PROBLEM TO WORK ON
Whenever a line below mentions the word "number", that line should be copied.

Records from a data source
Start of Block

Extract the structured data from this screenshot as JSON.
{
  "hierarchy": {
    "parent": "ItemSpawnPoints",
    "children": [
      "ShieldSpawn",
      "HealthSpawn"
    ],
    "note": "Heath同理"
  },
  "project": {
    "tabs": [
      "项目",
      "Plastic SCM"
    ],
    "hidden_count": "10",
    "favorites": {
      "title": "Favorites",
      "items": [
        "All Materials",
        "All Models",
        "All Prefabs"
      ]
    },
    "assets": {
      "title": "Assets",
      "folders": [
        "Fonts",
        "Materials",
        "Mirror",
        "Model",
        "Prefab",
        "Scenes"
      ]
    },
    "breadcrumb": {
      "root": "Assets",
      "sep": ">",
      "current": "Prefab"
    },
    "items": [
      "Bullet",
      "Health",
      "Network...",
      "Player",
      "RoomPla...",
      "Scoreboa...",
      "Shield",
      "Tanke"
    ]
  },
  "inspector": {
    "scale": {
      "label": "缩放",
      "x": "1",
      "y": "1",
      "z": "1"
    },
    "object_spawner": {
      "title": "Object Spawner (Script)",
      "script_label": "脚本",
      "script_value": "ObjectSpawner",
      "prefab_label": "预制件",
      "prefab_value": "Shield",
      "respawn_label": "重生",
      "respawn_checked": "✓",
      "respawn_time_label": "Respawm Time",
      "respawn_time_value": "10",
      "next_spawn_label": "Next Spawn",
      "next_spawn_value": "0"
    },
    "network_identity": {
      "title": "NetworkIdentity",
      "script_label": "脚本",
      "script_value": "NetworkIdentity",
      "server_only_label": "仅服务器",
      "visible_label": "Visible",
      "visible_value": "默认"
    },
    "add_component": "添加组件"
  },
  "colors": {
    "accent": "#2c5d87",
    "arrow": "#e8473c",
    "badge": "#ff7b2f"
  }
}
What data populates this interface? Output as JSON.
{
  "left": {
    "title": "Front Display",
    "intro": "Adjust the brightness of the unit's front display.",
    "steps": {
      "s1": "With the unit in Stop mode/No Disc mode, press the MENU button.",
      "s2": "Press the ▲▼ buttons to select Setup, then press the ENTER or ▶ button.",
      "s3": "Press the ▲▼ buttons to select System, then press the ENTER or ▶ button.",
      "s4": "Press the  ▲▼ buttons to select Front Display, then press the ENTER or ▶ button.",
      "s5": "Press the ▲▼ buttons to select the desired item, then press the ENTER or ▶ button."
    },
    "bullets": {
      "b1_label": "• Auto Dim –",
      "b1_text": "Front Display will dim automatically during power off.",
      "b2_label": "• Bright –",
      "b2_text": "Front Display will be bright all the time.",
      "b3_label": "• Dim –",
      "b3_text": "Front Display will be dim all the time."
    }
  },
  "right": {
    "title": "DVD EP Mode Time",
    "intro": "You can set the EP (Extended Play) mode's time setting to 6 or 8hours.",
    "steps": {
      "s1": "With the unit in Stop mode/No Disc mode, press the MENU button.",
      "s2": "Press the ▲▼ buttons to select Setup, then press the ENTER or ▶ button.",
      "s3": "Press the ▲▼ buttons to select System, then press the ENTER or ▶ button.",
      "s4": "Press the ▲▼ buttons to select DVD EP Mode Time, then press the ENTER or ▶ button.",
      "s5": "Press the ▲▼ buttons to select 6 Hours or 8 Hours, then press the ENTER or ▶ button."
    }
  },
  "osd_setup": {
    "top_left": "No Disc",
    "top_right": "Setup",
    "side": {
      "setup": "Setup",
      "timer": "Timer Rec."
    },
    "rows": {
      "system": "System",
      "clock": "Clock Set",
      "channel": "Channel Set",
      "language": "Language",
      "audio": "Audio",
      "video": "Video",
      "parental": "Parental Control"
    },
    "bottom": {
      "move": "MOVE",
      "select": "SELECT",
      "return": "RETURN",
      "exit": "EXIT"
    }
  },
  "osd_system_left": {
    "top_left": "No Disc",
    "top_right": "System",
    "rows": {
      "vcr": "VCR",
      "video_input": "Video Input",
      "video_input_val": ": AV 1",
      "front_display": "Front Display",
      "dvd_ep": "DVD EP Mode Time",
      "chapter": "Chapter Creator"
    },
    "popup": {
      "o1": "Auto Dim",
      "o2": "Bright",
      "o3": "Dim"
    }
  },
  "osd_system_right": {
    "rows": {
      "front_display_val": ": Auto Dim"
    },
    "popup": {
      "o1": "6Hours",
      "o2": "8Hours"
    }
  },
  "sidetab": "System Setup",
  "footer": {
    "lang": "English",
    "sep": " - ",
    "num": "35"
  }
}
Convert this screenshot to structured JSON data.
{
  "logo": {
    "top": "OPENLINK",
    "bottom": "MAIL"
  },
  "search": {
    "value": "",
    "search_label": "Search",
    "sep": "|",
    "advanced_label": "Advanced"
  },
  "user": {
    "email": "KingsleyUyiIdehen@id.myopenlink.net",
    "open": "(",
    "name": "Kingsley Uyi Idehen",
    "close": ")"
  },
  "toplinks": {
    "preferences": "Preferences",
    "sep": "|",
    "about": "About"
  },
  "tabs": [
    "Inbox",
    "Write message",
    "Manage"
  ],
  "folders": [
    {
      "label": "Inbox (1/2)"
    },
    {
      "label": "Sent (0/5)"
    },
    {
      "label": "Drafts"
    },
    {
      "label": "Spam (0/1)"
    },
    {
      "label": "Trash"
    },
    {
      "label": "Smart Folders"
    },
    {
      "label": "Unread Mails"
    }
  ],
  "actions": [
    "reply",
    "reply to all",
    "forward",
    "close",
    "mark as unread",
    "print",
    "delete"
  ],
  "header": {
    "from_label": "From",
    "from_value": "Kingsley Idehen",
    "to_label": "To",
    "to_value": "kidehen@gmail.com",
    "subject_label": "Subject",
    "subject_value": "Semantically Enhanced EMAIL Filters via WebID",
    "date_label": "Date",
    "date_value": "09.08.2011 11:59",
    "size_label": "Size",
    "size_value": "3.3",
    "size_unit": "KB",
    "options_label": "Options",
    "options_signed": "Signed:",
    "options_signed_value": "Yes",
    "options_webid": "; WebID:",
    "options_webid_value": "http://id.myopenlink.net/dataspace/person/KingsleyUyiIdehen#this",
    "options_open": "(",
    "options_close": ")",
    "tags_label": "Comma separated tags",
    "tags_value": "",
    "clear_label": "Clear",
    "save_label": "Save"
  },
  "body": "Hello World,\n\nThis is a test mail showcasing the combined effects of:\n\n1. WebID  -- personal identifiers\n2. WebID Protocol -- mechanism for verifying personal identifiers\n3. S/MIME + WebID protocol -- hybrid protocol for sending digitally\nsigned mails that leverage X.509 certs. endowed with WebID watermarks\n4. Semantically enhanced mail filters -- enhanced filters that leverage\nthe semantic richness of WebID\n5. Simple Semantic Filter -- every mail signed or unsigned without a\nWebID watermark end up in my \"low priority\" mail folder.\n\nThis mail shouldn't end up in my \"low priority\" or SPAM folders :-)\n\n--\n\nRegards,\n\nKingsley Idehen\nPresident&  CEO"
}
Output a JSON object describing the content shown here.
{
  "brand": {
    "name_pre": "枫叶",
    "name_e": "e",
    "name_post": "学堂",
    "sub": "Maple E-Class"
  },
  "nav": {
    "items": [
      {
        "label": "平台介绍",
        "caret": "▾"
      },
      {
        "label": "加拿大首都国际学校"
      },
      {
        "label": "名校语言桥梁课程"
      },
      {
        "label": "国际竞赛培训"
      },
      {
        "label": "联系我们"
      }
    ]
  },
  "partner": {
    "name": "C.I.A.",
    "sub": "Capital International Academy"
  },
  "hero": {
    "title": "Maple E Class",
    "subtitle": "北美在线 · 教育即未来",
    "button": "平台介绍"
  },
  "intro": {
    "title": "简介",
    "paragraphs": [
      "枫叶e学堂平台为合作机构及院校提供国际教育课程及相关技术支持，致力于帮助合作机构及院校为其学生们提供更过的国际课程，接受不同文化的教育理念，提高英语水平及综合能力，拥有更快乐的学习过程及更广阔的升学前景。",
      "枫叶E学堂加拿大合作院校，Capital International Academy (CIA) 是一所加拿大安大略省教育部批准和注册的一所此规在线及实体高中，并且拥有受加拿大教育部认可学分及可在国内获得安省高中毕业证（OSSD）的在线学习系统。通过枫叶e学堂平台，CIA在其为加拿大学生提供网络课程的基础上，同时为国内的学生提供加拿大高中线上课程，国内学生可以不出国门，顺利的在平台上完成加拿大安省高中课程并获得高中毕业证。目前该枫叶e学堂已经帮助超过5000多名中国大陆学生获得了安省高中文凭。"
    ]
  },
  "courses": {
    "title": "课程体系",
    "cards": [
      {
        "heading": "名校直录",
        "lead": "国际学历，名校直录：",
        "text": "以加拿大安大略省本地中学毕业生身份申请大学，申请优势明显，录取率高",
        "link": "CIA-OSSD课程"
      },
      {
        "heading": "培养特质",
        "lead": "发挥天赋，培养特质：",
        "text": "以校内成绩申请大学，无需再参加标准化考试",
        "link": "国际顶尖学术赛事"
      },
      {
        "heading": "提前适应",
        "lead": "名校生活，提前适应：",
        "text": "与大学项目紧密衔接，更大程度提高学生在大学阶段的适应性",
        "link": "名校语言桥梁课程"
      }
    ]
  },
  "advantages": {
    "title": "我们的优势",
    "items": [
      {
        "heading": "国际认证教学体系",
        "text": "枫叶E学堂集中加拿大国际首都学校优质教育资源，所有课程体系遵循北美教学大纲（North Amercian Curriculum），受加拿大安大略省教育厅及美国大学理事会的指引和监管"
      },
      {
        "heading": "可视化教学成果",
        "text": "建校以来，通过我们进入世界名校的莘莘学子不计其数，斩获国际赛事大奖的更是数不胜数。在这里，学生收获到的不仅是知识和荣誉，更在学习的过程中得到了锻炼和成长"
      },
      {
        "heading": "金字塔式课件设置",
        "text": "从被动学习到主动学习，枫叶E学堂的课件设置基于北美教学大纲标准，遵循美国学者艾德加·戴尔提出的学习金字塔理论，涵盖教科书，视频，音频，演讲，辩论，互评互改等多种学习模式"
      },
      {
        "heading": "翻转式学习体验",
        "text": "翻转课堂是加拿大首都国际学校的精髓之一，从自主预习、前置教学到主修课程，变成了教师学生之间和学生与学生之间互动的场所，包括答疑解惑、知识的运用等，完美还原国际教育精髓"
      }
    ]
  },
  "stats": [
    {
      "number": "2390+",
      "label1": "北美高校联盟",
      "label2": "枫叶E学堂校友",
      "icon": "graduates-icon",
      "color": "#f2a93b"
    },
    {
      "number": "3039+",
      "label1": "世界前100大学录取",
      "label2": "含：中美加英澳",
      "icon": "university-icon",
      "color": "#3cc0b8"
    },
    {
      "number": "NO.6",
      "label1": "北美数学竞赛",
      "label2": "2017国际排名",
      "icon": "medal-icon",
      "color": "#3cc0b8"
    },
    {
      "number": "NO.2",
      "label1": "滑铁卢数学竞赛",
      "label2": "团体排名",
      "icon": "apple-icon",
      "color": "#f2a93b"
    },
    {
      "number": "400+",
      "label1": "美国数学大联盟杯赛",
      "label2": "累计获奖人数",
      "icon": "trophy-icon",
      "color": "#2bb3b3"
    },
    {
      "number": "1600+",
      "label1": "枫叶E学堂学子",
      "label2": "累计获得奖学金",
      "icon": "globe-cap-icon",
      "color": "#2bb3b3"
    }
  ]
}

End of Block

REPLY TO THE TASK
      "number": "2390+",
      "number": "3039+",
      "number": "NO.6",
      "number": "NO.2",
      "number": "400+",
      "number": "1600+",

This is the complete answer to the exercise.